The battle rages on, not in bullets and bombs, but in the erosion of memory by time. After 99 years, does anyone remember you? It seems the folk at the Returned Services League sub-branch in Port Pirie have taken up arms to prevent the loss of vital memories such as those surrounding Lance Corporal William Arthur Burt.
Digging deep into the archives, amid the imagined shouts of combat and staccato gunfire, Gail Swanton produced records of Lance Corporal Burt who was killed in action on April 25, 1918, the date of Anzac Day, while he was taking part in an attack to dislodge German troops from Villers Bretonneux in World War I.
Lance Corporal Burt – and his brother Sergeant Cecil Elijah Roy Burt – were from Port Pirie, growing up with parents Elijah and Martha Burt, of Three Chain Road.
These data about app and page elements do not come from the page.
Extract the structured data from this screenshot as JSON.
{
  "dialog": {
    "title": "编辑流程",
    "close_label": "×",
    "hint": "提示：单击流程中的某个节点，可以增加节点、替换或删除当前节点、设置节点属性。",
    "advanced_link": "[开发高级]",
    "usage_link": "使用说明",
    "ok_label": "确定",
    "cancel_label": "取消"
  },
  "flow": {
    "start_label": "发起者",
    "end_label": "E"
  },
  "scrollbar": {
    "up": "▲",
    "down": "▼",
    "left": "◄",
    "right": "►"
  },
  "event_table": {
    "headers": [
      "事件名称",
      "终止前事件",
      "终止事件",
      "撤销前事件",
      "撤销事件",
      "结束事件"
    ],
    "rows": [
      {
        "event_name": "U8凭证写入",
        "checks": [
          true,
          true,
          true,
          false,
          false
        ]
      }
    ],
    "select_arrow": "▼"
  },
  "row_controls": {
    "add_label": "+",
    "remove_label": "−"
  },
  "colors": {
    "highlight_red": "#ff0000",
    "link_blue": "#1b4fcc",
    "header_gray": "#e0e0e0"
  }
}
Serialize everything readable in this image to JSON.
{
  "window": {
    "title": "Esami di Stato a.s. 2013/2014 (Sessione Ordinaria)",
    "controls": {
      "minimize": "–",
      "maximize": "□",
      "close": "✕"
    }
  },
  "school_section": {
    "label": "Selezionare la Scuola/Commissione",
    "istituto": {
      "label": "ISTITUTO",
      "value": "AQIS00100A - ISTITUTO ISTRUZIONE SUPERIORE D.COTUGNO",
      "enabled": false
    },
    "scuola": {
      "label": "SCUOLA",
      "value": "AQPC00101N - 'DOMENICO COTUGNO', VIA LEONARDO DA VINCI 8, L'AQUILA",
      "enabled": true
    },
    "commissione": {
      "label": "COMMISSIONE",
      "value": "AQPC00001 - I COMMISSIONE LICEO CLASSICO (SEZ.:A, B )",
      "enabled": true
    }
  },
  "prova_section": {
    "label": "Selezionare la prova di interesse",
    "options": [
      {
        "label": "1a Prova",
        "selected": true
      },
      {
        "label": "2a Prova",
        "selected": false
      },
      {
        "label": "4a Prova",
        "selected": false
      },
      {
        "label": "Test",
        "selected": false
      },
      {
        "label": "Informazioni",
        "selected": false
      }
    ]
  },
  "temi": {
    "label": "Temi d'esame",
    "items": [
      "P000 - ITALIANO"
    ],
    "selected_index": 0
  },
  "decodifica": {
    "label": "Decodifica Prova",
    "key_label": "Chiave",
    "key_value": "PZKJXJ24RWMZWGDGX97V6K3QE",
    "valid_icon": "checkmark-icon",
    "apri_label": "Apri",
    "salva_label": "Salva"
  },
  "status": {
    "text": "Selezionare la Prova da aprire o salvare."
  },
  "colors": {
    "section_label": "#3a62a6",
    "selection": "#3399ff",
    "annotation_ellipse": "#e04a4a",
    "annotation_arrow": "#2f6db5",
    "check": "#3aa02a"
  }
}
When the men polished their boots and cleaned their weapons in separate battalions, neither would have known that one of them would die and the other, Cecil, would win a Distinguished Conduct Medal for his exploits later that year in the war.
Cecil returned to Australia in June, 1919, but nothing is known of his burial place. Gail has searched the Port Pirie cemetery records for his gravesite, but without luck. Inquiries with South Australian burial records have also drawn a blank. “He could have gone anywhere when he came back to Australia,” she said. But Gail has waged the good fight, preferring to leave no stone unturned in the quest for knowledge and memories.
For all the words and photographs published about war, it is for only a chosen few to know the real reasons that personnel enter battle. The clash between North Korea and the United States is the subject of high-security considerations by both sides. The US would have looked ahead several “moves” in the deadly nuclear chess game with the endgame known to just a few. - Greg Mayfield